you said the trigger does control the gas solonoid - its very unlikely they have two switches in the handle, one for the gas and one for the feeder… so the trigger circuit is probabally ok

and the wire feed motor must be chained off the gas solonoid circuit - so its not the wires to the handle connector inside the welder, its the circuit that drives the feed motor relay that is always on.

There is a bright side to all this. Someone tried to fix this welder and screwed it up, that is why it was for sale, and Ill bet you got a better deal on it than if you bought it new.

so… when you get it working you got an awesome deal ! :^)

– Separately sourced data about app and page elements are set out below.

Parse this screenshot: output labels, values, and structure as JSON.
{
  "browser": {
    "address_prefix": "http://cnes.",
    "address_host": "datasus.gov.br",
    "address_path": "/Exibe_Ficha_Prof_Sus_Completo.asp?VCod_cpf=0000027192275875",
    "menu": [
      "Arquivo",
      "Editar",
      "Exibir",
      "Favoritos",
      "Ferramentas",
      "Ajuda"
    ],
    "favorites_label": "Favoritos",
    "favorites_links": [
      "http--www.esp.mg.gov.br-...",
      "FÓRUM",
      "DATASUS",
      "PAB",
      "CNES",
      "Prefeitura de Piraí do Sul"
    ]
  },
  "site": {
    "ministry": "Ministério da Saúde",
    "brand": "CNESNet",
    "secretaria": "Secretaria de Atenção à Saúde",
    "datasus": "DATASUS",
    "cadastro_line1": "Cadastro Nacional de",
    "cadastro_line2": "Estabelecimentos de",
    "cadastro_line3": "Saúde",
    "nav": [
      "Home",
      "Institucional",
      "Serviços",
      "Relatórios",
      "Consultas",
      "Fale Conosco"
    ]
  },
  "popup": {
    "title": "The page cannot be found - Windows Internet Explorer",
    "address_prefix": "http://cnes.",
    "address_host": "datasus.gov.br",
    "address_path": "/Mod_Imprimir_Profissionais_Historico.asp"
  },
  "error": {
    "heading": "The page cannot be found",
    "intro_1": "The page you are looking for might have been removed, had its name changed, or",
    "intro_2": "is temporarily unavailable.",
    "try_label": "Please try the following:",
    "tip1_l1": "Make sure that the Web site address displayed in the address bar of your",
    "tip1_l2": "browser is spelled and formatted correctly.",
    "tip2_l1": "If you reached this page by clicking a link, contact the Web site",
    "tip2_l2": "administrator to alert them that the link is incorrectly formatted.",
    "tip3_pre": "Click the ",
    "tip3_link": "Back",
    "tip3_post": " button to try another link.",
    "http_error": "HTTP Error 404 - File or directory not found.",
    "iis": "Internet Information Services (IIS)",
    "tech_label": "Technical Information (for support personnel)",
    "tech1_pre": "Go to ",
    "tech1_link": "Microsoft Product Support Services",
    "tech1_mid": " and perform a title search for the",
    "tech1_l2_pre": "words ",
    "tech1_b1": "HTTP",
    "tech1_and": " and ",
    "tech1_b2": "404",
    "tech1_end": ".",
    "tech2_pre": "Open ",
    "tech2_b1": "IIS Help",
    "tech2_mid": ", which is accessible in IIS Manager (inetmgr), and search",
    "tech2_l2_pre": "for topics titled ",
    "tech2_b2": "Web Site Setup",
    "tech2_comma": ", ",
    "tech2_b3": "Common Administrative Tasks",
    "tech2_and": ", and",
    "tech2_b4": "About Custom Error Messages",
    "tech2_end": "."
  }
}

We had a discussion about the topic at work today. Similar to what was previously mentioned, we decided that it is most likely the relay. The relay is what lets the current go in and out. WE also decided that it is not the board.

To purchase this relay, you can go to Radio Shack, or and good “Mom and Pop” Electronics store should carry it. It should run anywhere around the range of $20 and $50 dollars.

The schematic shows a pretty simple wiring job for the feed motor. Both the relays (sometimes called contactors) K1, K2 are fed from a winding on the fan motor. Not sure if the motor is acting as a generator or just has a 24 volt winding. The completed circuit through the handle switch turns on both the feed motor relay (the one you opened) and the main relay which starts the arc and opens the valve for the gas. Please note that if someone has not rewired the control, then the arc circuit is also possibly turned on. Since you say you can hear something clicking when you depress the handle switch, the circuit for the maincontactor, K1 and the solenoid valve appears to be working. There is likely a short near (or in the the connector) marked J1 (handle) on the diagram. The two white wires labeled 5WT and 6WT should go back to the contactor K1 coil contacts. (K1 is the part marked “9” in the block diagram) I suspect that you will find that one of them is connected to S3, the thermal cutout switch, which is part of the transformer. It is likely a simple matter to remove this wire from the transformer and return it to the empty tab on the contactor, K1. Be careful to get it on the right contact.

An interesting side note. If you look at the schematic, the normally closed (NC) contacts of K2 short the output of the feed motor when the handle switch is released. This will cause the motor to stop quickly. The fan circuit is also a safety, if the fan fails and does not provide the 24 volts, then you cannot weld or feed wire.
A picture of the inside of your device might help.

Well, I had someone I know who is good with these sort of things look at it today. Turned out the contactor (big relay I guess) was indeed stuck. We opened it up, unstuck it, and now it welds absolutely beautifully!

Sanddrag, Please do me a favor. Post the result of the fix over at the Hobart welding forum so it’s there in case someone else encounters the same problem.

As I mentioned, there are some good folks over there. One guy won a bid for an Abene vertical/horizontal mill (Swedish) for $103.50, and he is willing to sell it to me for what he paid, just because he knew I was interested in that make. Of course It’ll cast plenty to have it shipped here :frowning:

Abene old.JPG

Abene old.JPG